“Avatar” captivated audiences more than a decade ago, in part because of the technology that Cameron helped develop to film and animate the movie. The film was shot using the Fusion Camera System, which was created by Cameron and cinematographer Vince Pace. Academy Award-nominated films like Martin Scorsese’s “Hugo” and Ang Lee’s “Life of Pi” also utilized this camera system.
Previous systems used two cameras because filmmakers had determined that the human brain processed different information from different sides of the brain. So, one part of the brain would process the image’s movement, while the other would process what was happening in the image.
Cameron and Pace devised a camera that could capture images the same way that a human eye does. The results were breathtaking — just look at the ticket sales.
During its initial run, “Avatar” snared $2.78 billion globally. It added additional ticket sales throughout the years through rereleases, and reclaimed the box-office crown from “Avengers: Endgame” in 2021 when it was redistributed in China, topping $2.84 billion.
The majority of tickets sold for the film were for 3D showings, which tend to be more expensive than regular tickets. These premium tickets alongside, an extended nine-month run in theaters, helped bolster “Avatar’s” total box-office haul.
“We know that IMAX and other [premium format] screens are a major driver for the business now and going forward, but 3D’s popularity in North America waned quickly in the years after the first ‘Avatar’s’ original release,” Robbins said. “With very rare exceptions, 3D simply began to turn off many moviegoers for a variety of reasons — some of which filmmakers can control, but not all.”
This “3D gold rush” in the wake of “Avatar,” as Dergarabedian calls it, led to an oversaturation of the market.
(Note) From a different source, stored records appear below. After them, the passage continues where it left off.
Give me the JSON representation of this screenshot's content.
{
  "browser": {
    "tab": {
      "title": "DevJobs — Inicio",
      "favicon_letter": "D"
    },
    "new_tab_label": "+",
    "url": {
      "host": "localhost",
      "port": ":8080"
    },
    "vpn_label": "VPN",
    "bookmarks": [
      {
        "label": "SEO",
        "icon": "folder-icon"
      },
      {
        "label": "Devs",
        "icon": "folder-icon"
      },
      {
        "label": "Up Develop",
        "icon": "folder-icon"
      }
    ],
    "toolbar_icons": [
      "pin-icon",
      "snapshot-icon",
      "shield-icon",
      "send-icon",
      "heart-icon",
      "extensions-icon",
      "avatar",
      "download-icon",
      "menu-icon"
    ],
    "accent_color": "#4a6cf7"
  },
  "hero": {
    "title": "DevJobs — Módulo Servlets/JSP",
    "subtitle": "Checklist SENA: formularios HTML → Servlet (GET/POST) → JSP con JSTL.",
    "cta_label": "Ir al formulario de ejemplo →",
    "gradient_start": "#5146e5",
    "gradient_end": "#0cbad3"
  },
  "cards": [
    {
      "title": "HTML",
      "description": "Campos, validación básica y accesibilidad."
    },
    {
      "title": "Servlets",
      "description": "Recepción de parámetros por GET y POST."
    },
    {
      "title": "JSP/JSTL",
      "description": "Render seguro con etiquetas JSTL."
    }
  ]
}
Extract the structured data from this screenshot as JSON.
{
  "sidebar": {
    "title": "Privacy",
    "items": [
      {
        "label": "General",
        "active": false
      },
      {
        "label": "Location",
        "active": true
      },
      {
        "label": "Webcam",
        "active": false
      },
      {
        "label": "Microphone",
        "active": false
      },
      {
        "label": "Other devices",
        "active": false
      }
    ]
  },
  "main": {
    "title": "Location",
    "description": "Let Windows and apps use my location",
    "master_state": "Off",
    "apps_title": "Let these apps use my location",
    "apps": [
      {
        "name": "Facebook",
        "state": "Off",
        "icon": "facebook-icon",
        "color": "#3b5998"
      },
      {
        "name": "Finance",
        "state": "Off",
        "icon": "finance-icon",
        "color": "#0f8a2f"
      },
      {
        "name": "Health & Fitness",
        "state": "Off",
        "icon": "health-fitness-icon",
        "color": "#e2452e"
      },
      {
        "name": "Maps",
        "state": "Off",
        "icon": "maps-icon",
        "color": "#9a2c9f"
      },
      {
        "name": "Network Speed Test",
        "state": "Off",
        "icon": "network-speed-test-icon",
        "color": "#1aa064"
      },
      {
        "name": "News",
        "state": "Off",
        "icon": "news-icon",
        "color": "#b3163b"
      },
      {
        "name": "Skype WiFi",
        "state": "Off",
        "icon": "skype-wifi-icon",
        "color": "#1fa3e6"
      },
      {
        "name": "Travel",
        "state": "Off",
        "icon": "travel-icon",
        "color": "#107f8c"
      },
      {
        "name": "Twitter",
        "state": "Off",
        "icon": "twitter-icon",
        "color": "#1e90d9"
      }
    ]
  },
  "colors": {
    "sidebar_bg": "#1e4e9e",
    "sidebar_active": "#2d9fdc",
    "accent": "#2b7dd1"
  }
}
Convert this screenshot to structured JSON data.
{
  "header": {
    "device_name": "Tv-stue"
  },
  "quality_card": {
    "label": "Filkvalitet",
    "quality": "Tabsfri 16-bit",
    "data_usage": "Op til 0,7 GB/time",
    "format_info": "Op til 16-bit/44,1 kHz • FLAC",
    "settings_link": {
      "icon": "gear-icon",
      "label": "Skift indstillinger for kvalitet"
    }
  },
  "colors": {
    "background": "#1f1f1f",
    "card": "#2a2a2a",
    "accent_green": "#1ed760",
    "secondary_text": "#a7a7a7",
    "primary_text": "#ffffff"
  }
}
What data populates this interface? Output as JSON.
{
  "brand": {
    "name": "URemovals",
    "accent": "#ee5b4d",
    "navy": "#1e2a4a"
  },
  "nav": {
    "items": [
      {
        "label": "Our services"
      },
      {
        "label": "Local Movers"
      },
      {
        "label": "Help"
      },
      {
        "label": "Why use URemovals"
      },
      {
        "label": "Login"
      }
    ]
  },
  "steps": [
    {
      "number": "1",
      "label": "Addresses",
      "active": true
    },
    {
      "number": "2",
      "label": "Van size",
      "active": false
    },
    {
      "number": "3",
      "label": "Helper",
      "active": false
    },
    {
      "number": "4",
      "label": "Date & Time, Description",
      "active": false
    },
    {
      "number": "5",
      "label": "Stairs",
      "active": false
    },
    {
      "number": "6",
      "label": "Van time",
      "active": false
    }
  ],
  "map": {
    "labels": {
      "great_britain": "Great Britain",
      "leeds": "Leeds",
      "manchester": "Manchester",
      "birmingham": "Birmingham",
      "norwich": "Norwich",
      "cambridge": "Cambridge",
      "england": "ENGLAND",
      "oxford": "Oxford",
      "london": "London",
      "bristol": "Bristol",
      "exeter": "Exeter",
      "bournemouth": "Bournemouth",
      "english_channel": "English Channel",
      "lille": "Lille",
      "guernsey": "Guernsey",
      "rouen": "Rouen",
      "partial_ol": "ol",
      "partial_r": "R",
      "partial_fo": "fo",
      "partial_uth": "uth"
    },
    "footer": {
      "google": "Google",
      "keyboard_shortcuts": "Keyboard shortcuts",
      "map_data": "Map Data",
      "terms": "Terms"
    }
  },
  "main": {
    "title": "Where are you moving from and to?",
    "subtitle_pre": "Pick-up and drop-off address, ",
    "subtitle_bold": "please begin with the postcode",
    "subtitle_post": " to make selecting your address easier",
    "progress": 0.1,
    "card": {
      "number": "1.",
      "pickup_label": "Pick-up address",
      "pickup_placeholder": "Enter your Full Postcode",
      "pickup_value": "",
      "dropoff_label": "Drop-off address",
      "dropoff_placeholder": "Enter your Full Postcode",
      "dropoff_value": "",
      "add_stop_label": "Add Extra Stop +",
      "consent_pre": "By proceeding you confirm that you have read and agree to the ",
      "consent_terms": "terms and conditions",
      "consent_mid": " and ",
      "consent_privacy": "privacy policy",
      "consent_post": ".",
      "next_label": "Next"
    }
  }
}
Many of the 3D releases were conversions of movies that were not well suited for the format and, thus, quality declined and so did interest from audiences.
While 3D films have fallen out of favor with domestic audiences, they remain exceptionally popular internationally – especially in China. Indeed, “Avatar” made the bulk of its money outside of the U.S. — a whopping $2.08 billion.
“If I’m reading between the lines for this distribution plan, it seems like Disney and 20th Century Studios are gauging the state of 3D’s branding and they may use the box-office results to inform how ‘The Way of Water’ is handled,” Robbins said. “While Cameron will want to push the 3D version for fans who want to see it the way he filmed it for, it’s also hard to ignore the very large audience out there who has never become as enamored with the format as they have with other 2D premium viewing options.”
Current estimates for the film’s rerelease range from $7 million to $12 million, with box-office analysts saying a figure in the mid-teens would be “huge.” It’s also facing stiff competition from the historical action epic “The Woman King,” which had a strong opening this past weekend and could be primed for a long, successful run at the box office.
“It would be a massive understatement to say that there is a lot riding on the ‘Avatar’ brand and with at least three more filmed installments on the way,” Dergarabedian said. “The rerelease of the original this weekend will be the linchpin for what the future holds for the universe of Pandora and beyond.”